• **GOAL OF THE EXERCISE**
Filter the listing below down to the lines containing the word "title".

• **RECORDS SHOWN**

○ ○ ○

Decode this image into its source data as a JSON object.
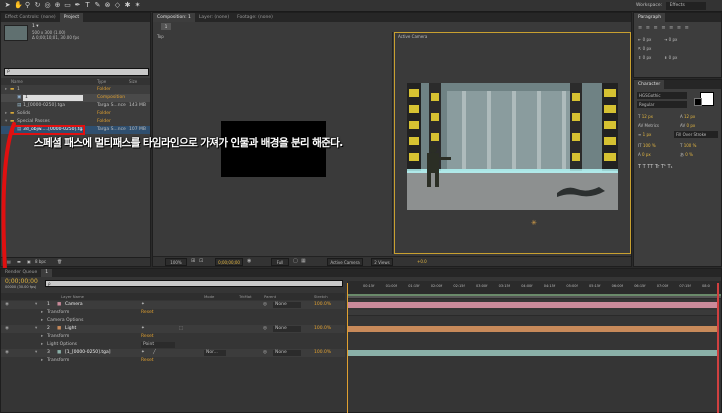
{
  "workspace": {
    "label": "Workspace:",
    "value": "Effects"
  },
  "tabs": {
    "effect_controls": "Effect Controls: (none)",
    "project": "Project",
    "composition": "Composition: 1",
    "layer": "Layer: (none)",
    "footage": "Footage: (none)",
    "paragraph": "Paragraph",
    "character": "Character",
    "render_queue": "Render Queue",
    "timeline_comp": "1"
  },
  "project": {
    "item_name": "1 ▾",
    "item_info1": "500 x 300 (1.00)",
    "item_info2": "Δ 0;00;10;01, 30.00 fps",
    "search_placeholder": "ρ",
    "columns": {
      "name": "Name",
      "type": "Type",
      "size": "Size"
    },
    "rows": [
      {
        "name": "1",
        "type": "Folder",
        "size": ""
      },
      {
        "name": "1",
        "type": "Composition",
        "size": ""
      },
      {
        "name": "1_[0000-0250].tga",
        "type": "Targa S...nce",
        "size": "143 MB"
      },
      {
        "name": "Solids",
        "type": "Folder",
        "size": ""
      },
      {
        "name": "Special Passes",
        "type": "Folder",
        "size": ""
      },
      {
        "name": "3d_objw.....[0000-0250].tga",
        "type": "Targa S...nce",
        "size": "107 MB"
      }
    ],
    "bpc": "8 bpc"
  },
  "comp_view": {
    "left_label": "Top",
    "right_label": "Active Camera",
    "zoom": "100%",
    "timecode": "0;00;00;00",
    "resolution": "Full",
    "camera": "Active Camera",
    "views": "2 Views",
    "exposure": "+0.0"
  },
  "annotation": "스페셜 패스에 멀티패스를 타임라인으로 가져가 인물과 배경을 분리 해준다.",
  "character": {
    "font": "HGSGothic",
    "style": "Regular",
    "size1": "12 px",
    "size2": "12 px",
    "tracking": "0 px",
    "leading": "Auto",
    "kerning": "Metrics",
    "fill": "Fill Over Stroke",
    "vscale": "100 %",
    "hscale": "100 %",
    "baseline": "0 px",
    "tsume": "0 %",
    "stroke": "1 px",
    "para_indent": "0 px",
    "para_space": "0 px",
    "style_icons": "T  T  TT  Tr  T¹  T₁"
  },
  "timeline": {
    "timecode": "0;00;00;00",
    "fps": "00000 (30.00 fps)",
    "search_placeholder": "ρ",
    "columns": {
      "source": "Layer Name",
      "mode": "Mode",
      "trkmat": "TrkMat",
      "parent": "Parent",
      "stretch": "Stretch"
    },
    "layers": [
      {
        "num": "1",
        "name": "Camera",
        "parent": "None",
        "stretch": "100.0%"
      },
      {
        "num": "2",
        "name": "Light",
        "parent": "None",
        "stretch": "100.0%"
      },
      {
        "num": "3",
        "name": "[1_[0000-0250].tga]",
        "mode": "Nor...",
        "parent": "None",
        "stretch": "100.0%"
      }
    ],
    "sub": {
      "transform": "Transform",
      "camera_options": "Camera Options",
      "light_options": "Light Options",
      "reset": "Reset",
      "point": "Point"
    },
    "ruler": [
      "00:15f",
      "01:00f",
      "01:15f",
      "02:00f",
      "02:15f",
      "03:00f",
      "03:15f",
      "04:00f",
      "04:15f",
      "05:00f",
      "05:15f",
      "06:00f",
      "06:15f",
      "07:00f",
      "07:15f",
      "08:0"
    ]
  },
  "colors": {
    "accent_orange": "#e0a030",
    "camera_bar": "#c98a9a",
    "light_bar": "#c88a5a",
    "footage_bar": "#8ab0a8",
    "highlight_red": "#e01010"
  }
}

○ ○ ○

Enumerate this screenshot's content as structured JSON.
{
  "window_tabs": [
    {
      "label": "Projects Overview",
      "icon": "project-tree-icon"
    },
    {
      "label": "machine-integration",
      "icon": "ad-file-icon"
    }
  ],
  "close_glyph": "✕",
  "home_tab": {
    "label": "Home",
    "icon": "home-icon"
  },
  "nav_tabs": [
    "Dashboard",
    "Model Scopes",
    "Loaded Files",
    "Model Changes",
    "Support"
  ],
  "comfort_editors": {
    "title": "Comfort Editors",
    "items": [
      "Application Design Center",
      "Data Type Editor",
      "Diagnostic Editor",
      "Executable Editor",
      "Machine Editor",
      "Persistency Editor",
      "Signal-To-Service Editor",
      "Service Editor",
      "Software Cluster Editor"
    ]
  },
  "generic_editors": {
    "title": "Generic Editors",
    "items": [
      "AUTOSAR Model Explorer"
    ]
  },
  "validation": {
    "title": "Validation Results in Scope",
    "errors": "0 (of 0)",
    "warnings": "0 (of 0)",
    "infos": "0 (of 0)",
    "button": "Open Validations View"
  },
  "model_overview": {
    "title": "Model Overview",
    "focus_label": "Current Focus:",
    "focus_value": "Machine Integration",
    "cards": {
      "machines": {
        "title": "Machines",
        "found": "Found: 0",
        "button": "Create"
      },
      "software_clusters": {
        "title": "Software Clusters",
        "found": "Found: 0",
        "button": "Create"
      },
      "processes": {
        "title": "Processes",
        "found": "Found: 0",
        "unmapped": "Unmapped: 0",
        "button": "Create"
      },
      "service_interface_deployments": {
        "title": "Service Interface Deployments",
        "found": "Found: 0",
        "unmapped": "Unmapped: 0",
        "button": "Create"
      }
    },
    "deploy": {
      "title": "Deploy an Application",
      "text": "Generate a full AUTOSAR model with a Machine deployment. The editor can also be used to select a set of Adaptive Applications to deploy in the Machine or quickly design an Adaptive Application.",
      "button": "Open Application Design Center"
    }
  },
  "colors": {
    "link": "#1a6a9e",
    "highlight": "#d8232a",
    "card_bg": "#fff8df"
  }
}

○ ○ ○

• **ANSWER TO THE PROBLEM**
    "title": "Comfort Editors",
    "title": "Generic Editors",
    "title": "Validation Results in Scope",
    "title": "Model Overview",
        "title": "Machines",
        "title": "Software Clusters",
        "title": "Processes",
        "title": "Service Interface Deployments",
      "title": "Deploy an Application",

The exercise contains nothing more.